→ Activity
In the data below, how many lines include the word "your"? Give only the number.

→ Information provided
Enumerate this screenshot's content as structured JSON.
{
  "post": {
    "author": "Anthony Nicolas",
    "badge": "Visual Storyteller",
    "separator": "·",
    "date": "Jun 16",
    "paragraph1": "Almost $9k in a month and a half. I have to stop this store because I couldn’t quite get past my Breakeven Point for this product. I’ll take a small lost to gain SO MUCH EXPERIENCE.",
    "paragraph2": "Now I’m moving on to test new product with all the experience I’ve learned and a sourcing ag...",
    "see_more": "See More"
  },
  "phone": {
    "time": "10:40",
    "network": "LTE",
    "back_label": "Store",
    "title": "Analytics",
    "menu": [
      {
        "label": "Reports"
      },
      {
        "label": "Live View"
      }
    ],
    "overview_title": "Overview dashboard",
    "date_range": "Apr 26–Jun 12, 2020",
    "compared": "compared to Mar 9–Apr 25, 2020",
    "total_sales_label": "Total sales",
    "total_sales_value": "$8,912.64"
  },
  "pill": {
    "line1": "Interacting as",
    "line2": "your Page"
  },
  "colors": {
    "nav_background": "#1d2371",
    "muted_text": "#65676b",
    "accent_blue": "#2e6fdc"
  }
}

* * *

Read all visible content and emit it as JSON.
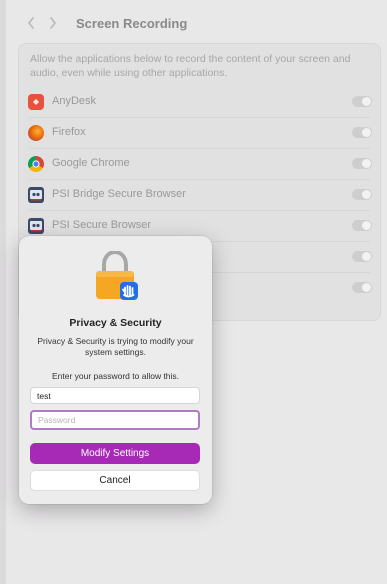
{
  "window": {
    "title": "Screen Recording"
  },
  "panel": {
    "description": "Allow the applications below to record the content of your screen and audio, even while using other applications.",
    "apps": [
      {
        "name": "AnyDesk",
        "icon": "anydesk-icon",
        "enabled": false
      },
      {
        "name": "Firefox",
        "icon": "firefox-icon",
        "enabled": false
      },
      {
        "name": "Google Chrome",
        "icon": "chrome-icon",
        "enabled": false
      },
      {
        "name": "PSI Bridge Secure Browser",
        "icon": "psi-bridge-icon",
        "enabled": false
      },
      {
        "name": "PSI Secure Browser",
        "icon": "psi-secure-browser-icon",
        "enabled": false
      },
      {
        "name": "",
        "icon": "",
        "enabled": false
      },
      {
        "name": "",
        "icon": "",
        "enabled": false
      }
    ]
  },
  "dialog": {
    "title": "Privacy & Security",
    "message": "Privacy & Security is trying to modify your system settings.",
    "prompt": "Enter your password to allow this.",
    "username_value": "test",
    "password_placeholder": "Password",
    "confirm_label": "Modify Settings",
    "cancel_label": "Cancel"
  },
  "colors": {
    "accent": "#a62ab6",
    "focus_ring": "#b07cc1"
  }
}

→ Answer for this exercise
4